This is "Sunshine Week," an annual event meant to focus attention on the importance of transparency in government. In Rhode Island, the sun has not yet peeked out from behind the clouds.
The week's biggest story, to date, is Governor Chafee's refusal to make public a report on Medicaid waste and fraud. Chafee, who promised transparency during the gubernatorial campaign, argues that going public would jeopardize a state investigation born of the report.
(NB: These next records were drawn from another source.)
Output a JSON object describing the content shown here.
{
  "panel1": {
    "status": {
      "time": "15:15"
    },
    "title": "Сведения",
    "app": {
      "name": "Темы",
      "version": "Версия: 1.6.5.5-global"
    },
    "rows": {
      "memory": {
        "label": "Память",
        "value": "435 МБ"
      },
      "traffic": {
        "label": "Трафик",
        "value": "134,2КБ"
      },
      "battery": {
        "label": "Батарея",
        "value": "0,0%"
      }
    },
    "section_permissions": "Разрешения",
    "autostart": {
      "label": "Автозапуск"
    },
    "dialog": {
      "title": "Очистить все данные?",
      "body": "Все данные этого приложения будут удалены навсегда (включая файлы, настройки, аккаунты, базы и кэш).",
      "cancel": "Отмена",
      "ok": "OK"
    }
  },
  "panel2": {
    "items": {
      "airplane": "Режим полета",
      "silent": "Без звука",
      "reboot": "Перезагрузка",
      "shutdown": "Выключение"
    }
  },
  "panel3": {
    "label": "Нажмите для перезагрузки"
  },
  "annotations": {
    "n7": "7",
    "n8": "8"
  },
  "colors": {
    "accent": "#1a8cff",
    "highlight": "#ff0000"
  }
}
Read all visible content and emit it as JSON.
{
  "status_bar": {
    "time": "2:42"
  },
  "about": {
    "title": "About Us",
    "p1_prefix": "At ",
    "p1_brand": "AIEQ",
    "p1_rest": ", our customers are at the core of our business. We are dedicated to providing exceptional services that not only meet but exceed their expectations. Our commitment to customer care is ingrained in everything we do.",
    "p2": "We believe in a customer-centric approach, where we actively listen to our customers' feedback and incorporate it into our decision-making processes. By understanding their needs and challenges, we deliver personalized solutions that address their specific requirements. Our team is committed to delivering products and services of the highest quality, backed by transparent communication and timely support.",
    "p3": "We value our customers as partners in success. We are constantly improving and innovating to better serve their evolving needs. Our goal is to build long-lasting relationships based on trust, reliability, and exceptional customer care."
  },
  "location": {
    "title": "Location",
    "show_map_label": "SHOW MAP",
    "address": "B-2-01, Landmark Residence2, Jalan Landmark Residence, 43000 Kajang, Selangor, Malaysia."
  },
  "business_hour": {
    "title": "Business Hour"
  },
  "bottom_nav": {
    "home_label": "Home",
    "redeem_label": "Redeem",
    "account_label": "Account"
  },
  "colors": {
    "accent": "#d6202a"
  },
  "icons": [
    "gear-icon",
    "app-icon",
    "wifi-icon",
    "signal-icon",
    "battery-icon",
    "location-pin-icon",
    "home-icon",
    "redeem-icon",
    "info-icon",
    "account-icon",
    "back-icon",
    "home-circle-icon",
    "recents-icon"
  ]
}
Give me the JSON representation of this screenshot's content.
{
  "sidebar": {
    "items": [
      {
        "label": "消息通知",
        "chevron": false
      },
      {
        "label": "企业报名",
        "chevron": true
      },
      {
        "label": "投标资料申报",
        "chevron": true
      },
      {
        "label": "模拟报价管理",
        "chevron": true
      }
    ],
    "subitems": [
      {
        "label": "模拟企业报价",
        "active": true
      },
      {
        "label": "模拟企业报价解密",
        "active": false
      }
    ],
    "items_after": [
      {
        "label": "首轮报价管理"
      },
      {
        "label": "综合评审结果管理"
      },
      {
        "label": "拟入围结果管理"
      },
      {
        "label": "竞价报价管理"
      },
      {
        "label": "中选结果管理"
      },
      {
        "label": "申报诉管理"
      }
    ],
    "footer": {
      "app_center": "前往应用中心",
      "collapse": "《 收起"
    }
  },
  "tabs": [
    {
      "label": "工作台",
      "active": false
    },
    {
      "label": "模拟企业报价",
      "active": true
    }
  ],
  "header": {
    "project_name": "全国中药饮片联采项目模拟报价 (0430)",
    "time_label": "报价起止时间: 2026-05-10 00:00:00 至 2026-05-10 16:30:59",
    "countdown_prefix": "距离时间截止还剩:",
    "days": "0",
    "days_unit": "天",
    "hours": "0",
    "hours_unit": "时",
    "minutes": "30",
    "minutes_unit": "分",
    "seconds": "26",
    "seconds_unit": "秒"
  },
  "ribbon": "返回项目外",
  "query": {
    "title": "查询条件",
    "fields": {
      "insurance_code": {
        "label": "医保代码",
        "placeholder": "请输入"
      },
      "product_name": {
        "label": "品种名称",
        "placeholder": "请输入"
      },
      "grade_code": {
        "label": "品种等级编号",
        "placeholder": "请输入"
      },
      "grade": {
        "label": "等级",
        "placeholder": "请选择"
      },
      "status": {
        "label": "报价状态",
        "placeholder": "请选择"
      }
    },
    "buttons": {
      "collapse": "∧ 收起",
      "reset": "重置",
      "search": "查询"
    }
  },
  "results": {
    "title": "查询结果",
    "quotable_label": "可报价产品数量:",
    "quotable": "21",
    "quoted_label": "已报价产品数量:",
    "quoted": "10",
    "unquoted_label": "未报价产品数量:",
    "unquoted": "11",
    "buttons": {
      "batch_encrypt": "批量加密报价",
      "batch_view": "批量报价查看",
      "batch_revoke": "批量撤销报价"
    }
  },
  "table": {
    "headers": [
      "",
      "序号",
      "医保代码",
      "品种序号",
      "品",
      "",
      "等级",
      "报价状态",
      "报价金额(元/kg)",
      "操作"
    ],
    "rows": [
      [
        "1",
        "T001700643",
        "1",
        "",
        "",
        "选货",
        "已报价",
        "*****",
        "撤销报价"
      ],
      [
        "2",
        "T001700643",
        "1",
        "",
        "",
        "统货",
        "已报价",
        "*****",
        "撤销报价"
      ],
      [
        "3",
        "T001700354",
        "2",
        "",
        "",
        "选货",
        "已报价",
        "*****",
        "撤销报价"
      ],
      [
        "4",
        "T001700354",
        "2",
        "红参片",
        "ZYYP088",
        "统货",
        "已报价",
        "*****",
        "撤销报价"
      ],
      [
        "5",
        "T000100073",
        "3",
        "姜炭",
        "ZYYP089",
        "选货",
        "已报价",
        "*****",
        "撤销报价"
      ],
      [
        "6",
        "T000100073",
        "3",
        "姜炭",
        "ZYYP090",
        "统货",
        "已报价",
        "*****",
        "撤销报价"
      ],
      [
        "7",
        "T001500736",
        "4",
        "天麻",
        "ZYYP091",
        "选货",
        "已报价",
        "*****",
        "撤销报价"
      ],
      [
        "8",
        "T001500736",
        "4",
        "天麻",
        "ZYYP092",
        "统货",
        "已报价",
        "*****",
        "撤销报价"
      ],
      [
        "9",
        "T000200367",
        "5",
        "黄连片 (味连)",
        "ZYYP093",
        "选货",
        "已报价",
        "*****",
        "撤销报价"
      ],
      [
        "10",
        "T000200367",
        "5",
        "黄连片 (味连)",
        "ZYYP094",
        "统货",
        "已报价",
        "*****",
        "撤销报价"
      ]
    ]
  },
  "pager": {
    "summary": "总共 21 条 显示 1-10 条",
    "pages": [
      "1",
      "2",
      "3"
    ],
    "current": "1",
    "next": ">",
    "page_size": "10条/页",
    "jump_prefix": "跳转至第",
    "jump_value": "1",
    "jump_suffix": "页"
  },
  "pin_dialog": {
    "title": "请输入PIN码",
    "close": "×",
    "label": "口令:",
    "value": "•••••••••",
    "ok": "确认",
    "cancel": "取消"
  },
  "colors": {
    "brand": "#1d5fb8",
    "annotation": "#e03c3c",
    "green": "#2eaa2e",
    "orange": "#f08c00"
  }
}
But the Rhode Island chapter of the ACLU and good government group Common Cause, in a joint statement, say the refusal is a "clear violation" of the state's open records law.
A story that hasn't received quite so much attention: a report card from the Sunlight Foundation, released yesterday, which gives the General Assembly an "F" for its web site.
The foundation grades each state's legislative web site on six criteria: completeness, timeliness, ease of electronic access, machine readability (can programmers easily set their computers to scrape data from the site?), use of commonly owned standards (does the site make bills available in HTML or PDF form so everyone can access them?), and permanence (does the site preserve information from past legislative sessions?).
Rhode Island was one of just six states - along with Alabama, Colorado, Kentucky, Massachusetts, and Nebraska - to get an "F."
Last year, the General Assembly improved on one of the most restrictive open records laws in the nation. But changing the law and changing the culture are separate concerns. There is, clearly, much work to be done.